Every line below that holds the string "boundary" must be copied.

• [MATERIAL PROVIDED]:
-- -- --

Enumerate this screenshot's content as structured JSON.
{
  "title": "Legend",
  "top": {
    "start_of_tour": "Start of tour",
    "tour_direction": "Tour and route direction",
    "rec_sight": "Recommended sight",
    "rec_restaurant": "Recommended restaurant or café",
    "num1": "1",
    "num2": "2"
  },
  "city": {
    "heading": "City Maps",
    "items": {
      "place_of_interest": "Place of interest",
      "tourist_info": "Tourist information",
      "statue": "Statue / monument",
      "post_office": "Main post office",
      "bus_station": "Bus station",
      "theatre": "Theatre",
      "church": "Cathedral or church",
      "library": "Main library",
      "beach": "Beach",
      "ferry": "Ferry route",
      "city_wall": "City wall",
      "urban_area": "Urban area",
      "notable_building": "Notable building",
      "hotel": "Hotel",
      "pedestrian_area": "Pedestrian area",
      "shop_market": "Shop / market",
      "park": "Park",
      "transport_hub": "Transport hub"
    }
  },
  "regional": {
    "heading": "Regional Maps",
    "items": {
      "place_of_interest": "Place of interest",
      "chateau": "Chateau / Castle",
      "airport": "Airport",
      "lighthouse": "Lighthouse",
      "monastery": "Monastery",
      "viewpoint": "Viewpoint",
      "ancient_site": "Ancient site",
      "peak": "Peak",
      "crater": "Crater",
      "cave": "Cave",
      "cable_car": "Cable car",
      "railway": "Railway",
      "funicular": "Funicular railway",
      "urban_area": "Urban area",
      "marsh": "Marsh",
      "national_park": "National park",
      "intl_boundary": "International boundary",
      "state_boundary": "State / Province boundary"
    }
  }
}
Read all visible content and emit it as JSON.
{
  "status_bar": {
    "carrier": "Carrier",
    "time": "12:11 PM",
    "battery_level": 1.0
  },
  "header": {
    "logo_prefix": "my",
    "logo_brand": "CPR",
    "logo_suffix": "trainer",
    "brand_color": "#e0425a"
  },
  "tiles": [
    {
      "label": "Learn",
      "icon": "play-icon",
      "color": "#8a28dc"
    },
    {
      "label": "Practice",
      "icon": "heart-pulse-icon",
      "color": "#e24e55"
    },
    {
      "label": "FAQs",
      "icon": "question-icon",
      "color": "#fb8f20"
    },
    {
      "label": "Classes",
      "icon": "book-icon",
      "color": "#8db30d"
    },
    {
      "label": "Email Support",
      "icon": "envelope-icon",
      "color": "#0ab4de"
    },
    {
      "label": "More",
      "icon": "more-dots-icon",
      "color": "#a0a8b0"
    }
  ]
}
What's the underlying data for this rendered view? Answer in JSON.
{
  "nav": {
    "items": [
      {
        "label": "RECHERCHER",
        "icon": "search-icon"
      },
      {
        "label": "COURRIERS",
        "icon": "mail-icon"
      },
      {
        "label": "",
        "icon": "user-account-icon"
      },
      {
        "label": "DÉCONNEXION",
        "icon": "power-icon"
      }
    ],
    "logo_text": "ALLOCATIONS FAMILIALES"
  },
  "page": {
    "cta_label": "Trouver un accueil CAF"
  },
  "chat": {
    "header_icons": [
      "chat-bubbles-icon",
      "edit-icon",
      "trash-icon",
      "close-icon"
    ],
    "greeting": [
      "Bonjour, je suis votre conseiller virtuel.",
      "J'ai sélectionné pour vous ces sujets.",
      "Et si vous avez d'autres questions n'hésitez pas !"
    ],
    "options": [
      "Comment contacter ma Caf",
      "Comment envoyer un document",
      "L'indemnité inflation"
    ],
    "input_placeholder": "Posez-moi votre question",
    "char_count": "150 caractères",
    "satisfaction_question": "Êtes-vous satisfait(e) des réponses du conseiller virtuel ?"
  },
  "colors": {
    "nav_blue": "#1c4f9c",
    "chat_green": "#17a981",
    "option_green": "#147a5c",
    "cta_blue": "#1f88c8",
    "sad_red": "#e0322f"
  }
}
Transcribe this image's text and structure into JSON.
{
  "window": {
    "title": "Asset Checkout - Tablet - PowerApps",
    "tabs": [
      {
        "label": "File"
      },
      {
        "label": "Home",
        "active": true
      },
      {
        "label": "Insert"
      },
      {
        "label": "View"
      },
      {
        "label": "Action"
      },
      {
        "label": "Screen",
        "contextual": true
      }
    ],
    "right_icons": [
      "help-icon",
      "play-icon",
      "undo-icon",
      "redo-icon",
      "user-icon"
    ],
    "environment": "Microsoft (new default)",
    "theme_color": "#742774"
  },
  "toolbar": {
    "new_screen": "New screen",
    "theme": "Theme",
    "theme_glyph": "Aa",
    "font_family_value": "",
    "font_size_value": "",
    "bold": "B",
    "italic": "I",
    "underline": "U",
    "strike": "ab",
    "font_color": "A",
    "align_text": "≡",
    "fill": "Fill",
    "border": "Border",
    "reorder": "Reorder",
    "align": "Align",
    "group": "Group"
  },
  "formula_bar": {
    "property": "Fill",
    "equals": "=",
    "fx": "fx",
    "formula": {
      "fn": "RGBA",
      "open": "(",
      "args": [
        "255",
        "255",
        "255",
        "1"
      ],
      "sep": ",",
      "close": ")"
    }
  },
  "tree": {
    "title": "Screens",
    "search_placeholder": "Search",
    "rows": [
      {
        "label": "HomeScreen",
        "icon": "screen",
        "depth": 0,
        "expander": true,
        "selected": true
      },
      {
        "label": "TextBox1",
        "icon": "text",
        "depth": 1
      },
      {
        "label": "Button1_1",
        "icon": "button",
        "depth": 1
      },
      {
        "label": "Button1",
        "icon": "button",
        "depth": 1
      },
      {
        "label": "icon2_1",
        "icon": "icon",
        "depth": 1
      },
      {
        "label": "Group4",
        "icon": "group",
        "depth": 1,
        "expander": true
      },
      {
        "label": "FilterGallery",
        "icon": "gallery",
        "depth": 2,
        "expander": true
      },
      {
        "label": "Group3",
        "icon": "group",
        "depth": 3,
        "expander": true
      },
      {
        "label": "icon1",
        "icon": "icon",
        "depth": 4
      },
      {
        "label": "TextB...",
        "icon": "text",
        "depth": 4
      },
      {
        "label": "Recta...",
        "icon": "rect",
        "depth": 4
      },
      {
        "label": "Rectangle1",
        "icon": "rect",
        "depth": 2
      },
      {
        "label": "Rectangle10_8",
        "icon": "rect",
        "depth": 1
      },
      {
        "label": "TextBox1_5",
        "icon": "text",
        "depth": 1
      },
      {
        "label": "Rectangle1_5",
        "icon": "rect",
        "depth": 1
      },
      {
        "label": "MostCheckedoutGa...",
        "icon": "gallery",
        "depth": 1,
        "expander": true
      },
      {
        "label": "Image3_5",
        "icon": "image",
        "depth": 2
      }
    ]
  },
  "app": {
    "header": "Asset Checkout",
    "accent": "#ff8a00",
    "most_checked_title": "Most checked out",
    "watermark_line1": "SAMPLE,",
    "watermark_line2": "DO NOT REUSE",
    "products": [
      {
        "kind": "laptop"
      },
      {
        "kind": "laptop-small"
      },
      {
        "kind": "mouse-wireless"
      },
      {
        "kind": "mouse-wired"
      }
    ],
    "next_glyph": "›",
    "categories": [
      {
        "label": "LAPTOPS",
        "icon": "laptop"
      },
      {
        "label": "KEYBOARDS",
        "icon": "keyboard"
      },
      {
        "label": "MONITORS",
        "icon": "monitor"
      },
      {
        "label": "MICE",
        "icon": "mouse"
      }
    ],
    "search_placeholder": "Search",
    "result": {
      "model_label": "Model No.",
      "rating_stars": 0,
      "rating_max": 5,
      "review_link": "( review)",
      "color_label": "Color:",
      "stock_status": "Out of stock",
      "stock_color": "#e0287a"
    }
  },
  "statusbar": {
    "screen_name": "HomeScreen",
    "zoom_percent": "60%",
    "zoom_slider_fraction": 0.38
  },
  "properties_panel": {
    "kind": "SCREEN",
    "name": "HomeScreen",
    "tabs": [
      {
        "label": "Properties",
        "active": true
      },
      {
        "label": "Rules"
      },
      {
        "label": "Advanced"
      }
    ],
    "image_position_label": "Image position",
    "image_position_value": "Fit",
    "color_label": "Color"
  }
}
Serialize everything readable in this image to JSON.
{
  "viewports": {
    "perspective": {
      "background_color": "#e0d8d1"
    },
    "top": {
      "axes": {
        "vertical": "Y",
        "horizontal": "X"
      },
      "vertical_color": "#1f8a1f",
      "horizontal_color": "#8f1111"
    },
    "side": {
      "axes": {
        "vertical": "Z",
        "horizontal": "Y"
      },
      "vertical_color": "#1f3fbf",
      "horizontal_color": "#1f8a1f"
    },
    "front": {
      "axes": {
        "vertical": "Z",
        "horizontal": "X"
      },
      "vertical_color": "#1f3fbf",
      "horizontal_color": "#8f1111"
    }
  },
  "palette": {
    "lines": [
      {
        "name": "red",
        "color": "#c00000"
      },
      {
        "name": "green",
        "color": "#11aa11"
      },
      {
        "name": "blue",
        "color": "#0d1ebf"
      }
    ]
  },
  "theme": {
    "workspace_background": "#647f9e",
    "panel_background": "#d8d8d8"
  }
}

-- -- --

• [WRITTEN RESPONSE]:
      "intl_boundary": "International boundary",
      "state_boundary": "State / Province boundary"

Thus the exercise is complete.